Communities that exhibit tribal food sustainability and food sovereignty are those that:

  • Have access to healthy food

  • Have foods that are culturally appropriate

  • Grow, gather, hunt, and fish in ways that is maintainable over the long-term

  • Distribute foods in ways so people get what they need to stay healthy

  • Adequately compensate the people who provide the food

  • Utilize tribal treaty rights and uphold policies that ensure continued access to traditional foods

Overview of April 2014 Native Food Sovereignty Summit (2nd annual) held at the Oneida Nation of Wisconsin in Green Bay. More than 300 people attended, representing numerous tribes and organizations across the country.

Valerie Segrest is a native nutrition educator who specializes in local and traditional foods. As an enrolled member of the Muckleshoot Indian Tribe, she serves her community as the coordinator of the Muckleshoot Food Sovereignty Project and also works for the Northwest Indian College's Traditional Plants Program as a nutrition educator. In 2010, she co-authored the book "Feeding the People, Feeding the Spirit: Revitalizing Northwest Coastal Indian Food Culture". Valerie received a Bachelor of Science in Nutrition from Bastyr University in 2009 and a Masters Degree in Environment and Community from Antioch University. She is a fellow for the Institute of Agriculture and Trade Policy. Valerie inspires and enlighten others about the importance of a nutrient-dense diet through a simple, common sense approach to eating.
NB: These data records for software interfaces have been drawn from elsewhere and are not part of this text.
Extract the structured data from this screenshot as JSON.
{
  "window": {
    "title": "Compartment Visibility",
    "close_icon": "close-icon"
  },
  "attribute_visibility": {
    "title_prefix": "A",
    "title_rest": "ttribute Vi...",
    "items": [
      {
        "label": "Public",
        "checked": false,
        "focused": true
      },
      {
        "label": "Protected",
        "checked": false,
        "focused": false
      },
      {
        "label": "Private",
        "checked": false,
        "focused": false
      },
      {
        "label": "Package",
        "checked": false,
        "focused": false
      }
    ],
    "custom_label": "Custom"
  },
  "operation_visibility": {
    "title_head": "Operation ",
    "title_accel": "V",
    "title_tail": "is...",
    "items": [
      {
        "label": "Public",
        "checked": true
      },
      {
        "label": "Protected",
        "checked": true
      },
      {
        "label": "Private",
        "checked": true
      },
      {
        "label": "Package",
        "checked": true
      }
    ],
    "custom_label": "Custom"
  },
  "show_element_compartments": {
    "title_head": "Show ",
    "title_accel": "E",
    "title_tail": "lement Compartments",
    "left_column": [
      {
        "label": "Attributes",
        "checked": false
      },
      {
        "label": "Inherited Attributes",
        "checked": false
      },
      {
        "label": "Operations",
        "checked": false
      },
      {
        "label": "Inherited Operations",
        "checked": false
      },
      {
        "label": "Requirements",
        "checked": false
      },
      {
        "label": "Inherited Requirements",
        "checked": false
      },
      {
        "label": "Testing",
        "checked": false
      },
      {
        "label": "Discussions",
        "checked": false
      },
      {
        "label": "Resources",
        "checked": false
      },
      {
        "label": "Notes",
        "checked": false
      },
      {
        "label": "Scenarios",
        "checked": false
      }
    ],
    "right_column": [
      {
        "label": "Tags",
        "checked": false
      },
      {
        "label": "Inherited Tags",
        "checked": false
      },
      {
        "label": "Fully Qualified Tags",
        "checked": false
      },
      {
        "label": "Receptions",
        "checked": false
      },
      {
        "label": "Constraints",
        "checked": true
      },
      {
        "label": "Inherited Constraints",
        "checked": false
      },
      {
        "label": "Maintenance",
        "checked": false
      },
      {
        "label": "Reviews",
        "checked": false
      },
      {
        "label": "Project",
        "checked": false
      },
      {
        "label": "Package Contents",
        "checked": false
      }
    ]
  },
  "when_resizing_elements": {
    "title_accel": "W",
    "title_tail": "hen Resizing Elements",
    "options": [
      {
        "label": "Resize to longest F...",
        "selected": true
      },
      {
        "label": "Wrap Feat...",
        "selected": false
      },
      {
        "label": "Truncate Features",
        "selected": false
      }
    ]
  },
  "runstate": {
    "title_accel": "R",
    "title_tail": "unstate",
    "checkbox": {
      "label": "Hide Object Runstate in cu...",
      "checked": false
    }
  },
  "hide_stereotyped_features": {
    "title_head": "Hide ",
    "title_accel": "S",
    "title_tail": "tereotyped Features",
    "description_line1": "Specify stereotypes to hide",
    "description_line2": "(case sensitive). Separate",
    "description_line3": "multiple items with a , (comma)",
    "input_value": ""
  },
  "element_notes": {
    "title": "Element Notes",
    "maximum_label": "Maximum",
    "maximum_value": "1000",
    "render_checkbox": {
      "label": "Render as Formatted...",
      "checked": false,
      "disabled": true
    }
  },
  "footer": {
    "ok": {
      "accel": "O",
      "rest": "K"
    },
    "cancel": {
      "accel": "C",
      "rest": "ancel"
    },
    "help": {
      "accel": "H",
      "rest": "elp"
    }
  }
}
Participants at the 2014 Food Sovereignty Summit define "food sovereignty" in a number of ways. More than 300 people attended, representing numerous tribes and organizations across the country. For the second year, the conference was sponsored by First Nations Development Institute, the Oneida Tribe of Indians of Wisconsin, the Intertribal Agriculture Council, and Northeast Wisconsin Technical College.

Winona is an internationally renowned activist working on issues of sustainable development, renewable energy and food systems. She lives and works on the White Earth reservation in northern Minnesota. As Program Director of Honor the Earth, she works nationally and internationally on the issues of climate change, renewable energy, and environmental justice with Indigenous communities.

Thono O'Odham: Desert People in Arizona harvesting cholla buds.

Produced by Reynaldo Morales for the POSOH Project Grade 8 Science Unit - University of Wisconsin Madison, Wisconsin Fast Plants Program - in partnership with Oneida Nation & Tsyunhehkwa Organic Farm.

During the Agricultural Sustainability and Food Sovereignty Exchange that took place in San Cristobal de las Casas, Chiapas, Mexico on September 17, 18 and 19, 2012, Patricia Rebolledo Kloques of Horizons of Friendship of Ontario, Canada interviews Rigoberto Albores Serrano of Desmi of Mexico about food sovereignty, the obstacles his communities face and how Horizons of Friendship has helped his organization.